SUPPLIED MATERIAL:
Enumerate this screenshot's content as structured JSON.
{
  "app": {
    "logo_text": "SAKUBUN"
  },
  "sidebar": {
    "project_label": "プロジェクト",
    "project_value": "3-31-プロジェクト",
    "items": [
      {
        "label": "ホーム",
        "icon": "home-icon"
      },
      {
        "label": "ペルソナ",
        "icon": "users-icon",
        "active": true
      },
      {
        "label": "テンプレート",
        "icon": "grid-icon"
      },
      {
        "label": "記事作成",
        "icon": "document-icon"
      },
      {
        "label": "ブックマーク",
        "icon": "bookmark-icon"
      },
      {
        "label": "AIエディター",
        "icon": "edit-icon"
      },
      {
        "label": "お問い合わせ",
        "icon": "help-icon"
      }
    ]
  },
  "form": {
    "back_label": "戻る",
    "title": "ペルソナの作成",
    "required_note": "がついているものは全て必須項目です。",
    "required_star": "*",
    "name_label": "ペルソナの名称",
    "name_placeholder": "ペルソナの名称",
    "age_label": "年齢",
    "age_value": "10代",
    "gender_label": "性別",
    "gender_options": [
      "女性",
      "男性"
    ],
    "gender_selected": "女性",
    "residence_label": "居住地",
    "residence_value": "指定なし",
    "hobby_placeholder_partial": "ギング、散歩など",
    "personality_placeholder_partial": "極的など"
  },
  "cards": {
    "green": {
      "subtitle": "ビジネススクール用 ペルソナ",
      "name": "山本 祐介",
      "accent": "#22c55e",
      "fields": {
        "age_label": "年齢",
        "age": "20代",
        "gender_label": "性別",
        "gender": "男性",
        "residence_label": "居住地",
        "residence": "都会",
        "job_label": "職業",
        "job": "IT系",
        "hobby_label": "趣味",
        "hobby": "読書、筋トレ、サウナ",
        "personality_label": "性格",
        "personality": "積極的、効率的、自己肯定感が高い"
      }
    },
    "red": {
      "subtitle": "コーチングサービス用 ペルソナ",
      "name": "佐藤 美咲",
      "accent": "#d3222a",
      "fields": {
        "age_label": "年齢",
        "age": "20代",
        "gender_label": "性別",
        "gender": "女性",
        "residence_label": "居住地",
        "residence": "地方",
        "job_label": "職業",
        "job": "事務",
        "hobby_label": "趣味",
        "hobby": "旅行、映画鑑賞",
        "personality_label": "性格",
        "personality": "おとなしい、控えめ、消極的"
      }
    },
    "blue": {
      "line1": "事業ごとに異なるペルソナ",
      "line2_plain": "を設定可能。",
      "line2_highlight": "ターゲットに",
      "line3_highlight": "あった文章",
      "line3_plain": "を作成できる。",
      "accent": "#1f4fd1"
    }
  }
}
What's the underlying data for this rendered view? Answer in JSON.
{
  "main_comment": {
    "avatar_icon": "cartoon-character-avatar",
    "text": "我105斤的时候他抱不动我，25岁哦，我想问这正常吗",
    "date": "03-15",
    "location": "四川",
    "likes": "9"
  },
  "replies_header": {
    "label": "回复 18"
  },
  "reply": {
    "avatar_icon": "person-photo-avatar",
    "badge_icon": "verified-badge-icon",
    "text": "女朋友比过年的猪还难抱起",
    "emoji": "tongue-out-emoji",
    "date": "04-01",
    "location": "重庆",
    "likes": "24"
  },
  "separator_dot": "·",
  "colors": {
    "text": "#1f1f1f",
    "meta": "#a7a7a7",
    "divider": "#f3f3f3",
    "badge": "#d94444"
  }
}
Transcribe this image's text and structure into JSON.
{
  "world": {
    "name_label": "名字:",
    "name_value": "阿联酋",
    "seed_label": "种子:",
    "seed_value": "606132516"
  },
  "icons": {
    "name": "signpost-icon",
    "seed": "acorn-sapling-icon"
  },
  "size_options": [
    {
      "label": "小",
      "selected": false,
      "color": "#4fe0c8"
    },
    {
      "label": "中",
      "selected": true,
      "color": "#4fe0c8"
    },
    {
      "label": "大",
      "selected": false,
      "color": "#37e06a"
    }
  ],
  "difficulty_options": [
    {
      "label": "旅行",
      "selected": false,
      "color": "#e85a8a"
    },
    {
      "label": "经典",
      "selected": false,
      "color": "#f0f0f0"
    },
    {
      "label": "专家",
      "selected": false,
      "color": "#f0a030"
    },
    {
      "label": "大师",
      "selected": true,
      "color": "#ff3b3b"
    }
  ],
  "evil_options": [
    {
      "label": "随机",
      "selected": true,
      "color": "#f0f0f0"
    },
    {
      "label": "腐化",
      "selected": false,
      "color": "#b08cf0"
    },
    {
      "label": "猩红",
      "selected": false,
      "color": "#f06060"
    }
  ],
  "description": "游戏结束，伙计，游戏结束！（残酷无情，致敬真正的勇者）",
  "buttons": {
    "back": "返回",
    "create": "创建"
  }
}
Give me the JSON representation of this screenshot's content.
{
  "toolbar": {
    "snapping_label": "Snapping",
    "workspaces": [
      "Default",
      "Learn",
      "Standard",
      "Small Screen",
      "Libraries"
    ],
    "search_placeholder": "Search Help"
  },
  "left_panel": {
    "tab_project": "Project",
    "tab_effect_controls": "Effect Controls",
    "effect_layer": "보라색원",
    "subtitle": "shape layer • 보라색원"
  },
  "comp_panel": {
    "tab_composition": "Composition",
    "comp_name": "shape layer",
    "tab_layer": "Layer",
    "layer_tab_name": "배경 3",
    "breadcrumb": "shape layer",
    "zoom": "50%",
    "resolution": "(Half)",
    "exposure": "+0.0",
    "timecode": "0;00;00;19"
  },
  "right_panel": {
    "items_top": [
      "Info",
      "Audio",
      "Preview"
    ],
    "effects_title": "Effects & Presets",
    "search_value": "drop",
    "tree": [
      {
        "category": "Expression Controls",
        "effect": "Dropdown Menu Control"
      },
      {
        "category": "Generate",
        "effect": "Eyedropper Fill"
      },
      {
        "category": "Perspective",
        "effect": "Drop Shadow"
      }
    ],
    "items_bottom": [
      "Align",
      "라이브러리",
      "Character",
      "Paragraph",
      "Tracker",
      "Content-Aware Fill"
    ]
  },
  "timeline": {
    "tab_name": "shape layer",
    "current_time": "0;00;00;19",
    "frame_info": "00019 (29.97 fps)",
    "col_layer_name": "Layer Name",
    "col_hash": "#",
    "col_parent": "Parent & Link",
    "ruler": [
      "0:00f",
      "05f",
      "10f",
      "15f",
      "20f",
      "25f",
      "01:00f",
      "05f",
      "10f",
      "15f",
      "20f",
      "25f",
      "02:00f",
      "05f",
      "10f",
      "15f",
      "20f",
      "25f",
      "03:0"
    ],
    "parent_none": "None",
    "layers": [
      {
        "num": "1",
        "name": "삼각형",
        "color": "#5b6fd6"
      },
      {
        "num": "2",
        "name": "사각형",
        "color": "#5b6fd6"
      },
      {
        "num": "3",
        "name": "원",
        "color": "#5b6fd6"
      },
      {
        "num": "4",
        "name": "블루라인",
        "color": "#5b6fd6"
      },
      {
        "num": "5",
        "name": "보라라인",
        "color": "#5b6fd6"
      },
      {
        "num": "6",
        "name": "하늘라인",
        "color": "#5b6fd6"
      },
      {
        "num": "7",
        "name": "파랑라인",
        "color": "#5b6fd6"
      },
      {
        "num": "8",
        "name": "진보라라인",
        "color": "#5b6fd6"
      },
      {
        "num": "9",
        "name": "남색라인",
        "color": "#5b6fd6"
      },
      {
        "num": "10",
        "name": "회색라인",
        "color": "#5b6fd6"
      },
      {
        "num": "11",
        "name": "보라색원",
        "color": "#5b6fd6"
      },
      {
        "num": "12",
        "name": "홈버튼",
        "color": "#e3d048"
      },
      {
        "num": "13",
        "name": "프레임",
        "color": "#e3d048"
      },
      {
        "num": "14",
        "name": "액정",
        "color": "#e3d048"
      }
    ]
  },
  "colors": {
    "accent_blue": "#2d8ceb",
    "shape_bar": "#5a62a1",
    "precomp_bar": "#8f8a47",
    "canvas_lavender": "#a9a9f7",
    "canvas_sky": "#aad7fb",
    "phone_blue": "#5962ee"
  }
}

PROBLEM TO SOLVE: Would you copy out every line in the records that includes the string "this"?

SOLUTION TO THE PROBLEM:
Enumerate this screenshot's content as structured JSON.
What's the underlying data for this rendered view? Answer in JSON.
Transcribe this image's text and structure into JSON.
Give me the JSON representation of this screenshot's content.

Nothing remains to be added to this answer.